Engineering With Wild Things

The kindergarten students not only enjoyed listening to the story, Where the Wild Things Are by Maurice Sendak, they collaborated to make a boat for Max.

After listening to the story, I told the students that in another version of the story, Max’s boat sailed away before he could return home.  I asked for suggestions about how Max would get home. Some said he could swim home. Others said the Wild Things would get him.  I had to suggest that Max could build a boat.

Then I explained that they would work with a partner to build Max a boat. The tools they needed were in a bag. They didn’t have to use all of the materials, but they would only make one boat with their partner.  I explained that after they built their boat, we would test it. I told them that we would put the boats in the ocean to test them. :o  They were excited even after they realized the “ocean” was a plastic container with water in it.

The items in each bag varied slightly.
aluminum foil
modeling clay or Play dough
old cd
drinking straw
foam board (cut into about 4x6 pieces)
foam filler (that came from packaging for Nooks or iPads)
lids from Pringles cans

Students also had access to scissors and a hole punch.

Next time I will include craft sticks, different size lids, and masking or duct tape. I might also include fabric, string, and/or yarn for a sail.

A few students had to make changes in order for their boat to float, but they were not discouraged. They were determined to help Max get home. 

Thanks to Mrs. DeWeese’s Kindergarten class at Oak Grove Elementary for inspiring this activity.

Oak Grove Elementary, Roanoke, VA

Thursday, May 19, 2016


The month of April has so many observances that it was hard to pick just one to focus on in the library.  This year, I decided to combine Arbor Day with poetry.  Most grade levels focused on a style of poetry.  Kindergarten made Acrostic poems about trees. First grade did Haiku, third grade did Cinquain, and fourth grade did Diamante poems about trees.  It helped that they were familiar with the different styles of poetry.  Fifth grade had fun creating Book Spine Poetry.

ReadWriteThink is a lifesaver
Since third and fourth graders shared their Cinquain and Diamante poems with me on Google Drive, I was able to make comments. This gave helpful feedback to the students, which they liked.  It nudged them to ask questions about how to improve their poems.

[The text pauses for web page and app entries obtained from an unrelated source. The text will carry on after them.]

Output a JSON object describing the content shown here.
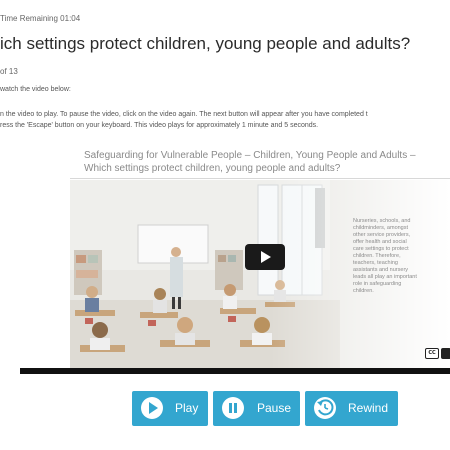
{
  "header": {
    "timer": "Time Remaining 01:04",
    "title": "ich settings protect children, young people and adults?",
    "counter": "of 13"
  },
  "instructions": {
    "lead": "watch the video below:",
    "line1": "n the video to play. To pause the video, click on the video again. The next button will appear after you have completed t",
    "line2": "ress the 'Escape' button on your keyboard. This video plays for approximately 1 minute and 5 seconds."
  },
  "video": {
    "title_line1": "Safeguarding for Vulnerable People – Children, Young People and Adults –",
    "title_line2": "Which settings protect children, young people and adults?",
    "caption_lines": [
      "Nurseries, schools, and",
      "childminders, amongst",
      "other service providers,",
      "offer health and social",
      "care settings to protect",
      "children. Therefore,",
      "teachers, teaching",
      "assistants and nursery",
      "leads all play an important",
      "role in safeguarding",
      "children."
    ],
    "cc_label": "CC"
  },
  "controls": {
    "play_label": "Play",
    "pause_label": "Pause",
    "rewind_label": "Rewind"
  }
}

Pre-K and Kindergarten helped list ways that trees are helpful after reading Shel Silverstein’s The Giving Tree.